Justin Humphreys, CEO of Thirtyone: eight, made the comment after it was revealed that police forces in the UK recorded 73,518 offences including rape, online grooming and sexual assault against children in 2019/20, similar to the 73,379 the previous year but up 57 per cent from 46,738 in 2014/15.
The new figures also reveal almost 450 sex crimes were committed against babies before they reached their first birthday in the past year.
Humphreys told Premier Christian News that while the figures may be shocknig and sickening to most people, the reality is the numbers are probably higher.
"What we know is that there are likely to be many more cases than those that are even brought to the attention of statutory agencies and others," he said.
"Although on the surface it looks like a shockingly high number, and it's perhaps right that is the impact that it has upon most people. But I think the reality is that the numbers of children who are actually experiencing abuse is likely to be far higher."
The figures come from 44 of the 45 police forces across the UK, but do not include Greater Manchester Police, who did not provide information.
They were released on Monday as an NSPCC report found contacts to Childline about sexual abuse in the family tripled during the coronavirus lockdown with an average of 23 per week since 23rd March.
Humphreys said now more than ever the Church needs to fill in the gap of agencies that would usually be more aware of abuse situations.
"What we've been saying to churches and other organisations for some time now is that we need to understand our critical role in all of this, he said.
"There may be a reduction in the visibility of children who are at risk and adults who are at risk in various ways during this particular period, by agencies and organisations who they might otherwise have come into contact with.
"The Church has a real opportunity to maintain good engagement with children, with families and with those who are at risk in other ways. We can in a sense kind of be the eyes and ears that may not be there as they ordinarily would."
The NSPCC is urging the Government to publish its strategy to tackle child sexual abuse announced by then home secretary Sajid Javid in June last year.
The charity is calling for departments, including the Home Office, Department of Education and Ministry of Justice to join up efforts to prevent abuse.

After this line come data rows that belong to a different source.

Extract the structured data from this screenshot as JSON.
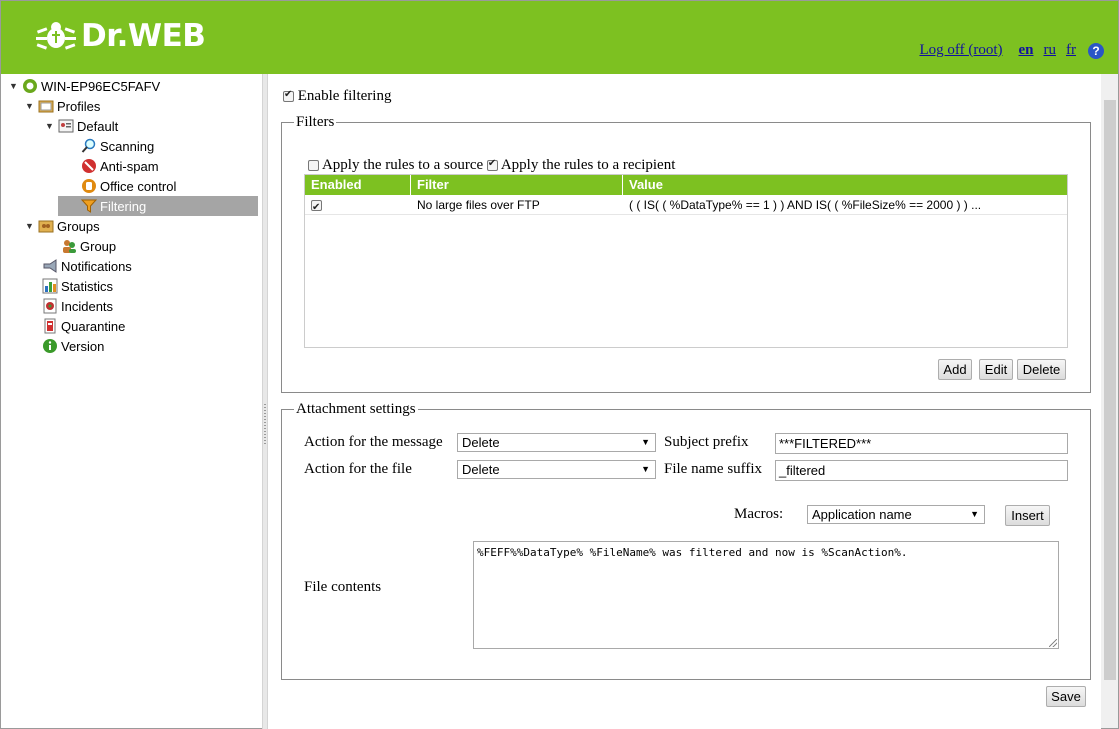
{
  "header": {
    "logo_text": "Dr.WEB",
    "logoff_label": "Log off (root)",
    "languages": [
      "en",
      "ru",
      "fr"
    ],
    "active_language": "en",
    "help_label": "?",
    "brand_color": "#7dc121"
  },
  "tree": {
    "root": "WIN-EP96EC5FAFV",
    "profiles": "Profiles",
    "default": "Default",
    "scanning": "Scanning",
    "antispam": "Anti-spam",
    "office_control": "Office control",
    "filtering": "Filtering",
    "groups": "Groups",
    "group": "Group",
    "notifications": "Notifications",
    "statistics": "Statistics",
    "incidents": "Incidents",
    "quarantine": "Quarantine",
    "version": "Version",
    "selected": "Filtering"
  },
  "main": {
    "enable_filtering_label": "Enable filtering",
    "enable_filtering_checked": true,
    "filters_legend": "Filters",
    "apply_source_label": "Apply the rules to a source",
    "apply_source_checked": false,
    "apply_recipient_label": "Apply the rules to a recipient",
    "apply_recipient_checked": true,
    "grid": {
      "columns": [
        "Enabled",
        "Filter",
        "Value"
      ],
      "rows": [
        {
          "enabled": true,
          "filter": "No large files over FTP",
          "value": "( ( IS( ( %DataType% == 1 ) ) AND IS( ( %FileSize% == 2000 ) ) ..."
        }
      ]
    },
    "add_label": "Add",
    "edit_label": "Edit",
    "delete_label": "Delete",
    "attachment_legend": "Attachment settings",
    "action_message_label": "Action for the message",
    "action_message_value": "Delete",
    "subject_prefix_label": "Subject prefix",
    "subject_prefix_value": "***FILTERED***",
    "action_file_label": "Action for the file",
    "action_file_value": "Delete",
    "file_suffix_label": "File name suffix",
    "file_suffix_value": "_filtered",
    "macros_label": "Macros:",
    "macros_value": "Application name",
    "insert_label": "Insert",
    "file_contents_label": "File contents",
    "file_contents_value": "%FEFF%%DataType% %FileName% was filtered and now is %ScanAction%.",
    "save_label": "Save"
  }
}
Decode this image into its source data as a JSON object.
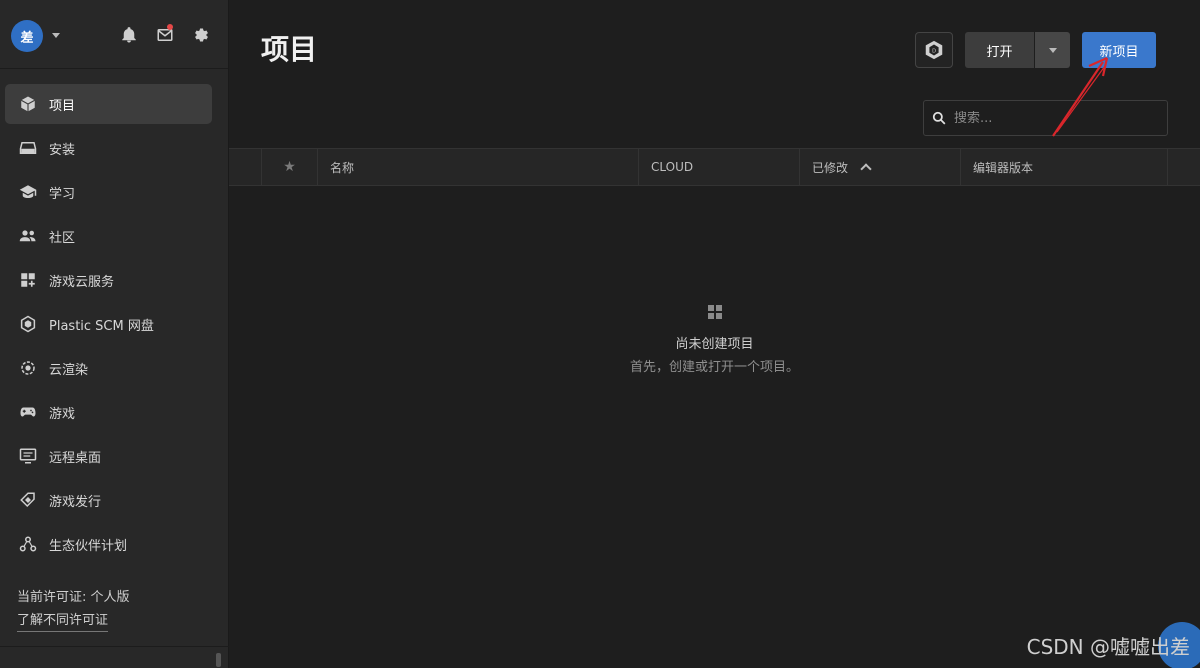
{
  "user": {
    "avatar_text": "差"
  },
  "sidebar": {
    "items": [
      {
        "label": "项目",
        "icon": "cube-icon"
      },
      {
        "label": "安装",
        "icon": "drive-icon"
      },
      {
        "label": "学习",
        "icon": "graduation-cap-icon"
      },
      {
        "label": "社区",
        "icon": "people-icon"
      },
      {
        "label": "游戏云服务",
        "icon": "grid-plus-icon"
      },
      {
        "label": "Plastic SCM 网盘",
        "icon": "plastic-icon"
      },
      {
        "label": "云渲染",
        "icon": "render-icon"
      },
      {
        "label": "游戏",
        "icon": "gamepad-icon"
      },
      {
        "label": "远程桌面",
        "icon": "monitor-icon"
      },
      {
        "label": "游戏发行",
        "icon": "tag-icon"
      },
      {
        "label": "生态伙伴计划",
        "icon": "partners-icon"
      }
    ],
    "license_text": "当前许可证: 个人版",
    "license_link": "了解不同许可证"
  },
  "main": {
    "title": "项目",
    "open_label": "打开",
    "new_label": "新项目",
    "search_placeholder": "搜索...",
    "columns": {
      "name": "名称",
      "cloud": "CLOUD",
      "modified": "已修改",
      "editor_version": "编辑器版本"
    },
    "empty_title": "尚未创建项目",
    "empty_sub": "首先，创建或打开一个项目。"
  },
  "watermark": "CSDN @嘘嘘出差",
  "colors": {
    "accent": "#3a78cc",
    "arrow": "#d9262b"
  }
}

Safeguarding Minister Victoria Atkins said the government has hosted conferences on the issue and had invested in law enforcement and boosted funds to charities.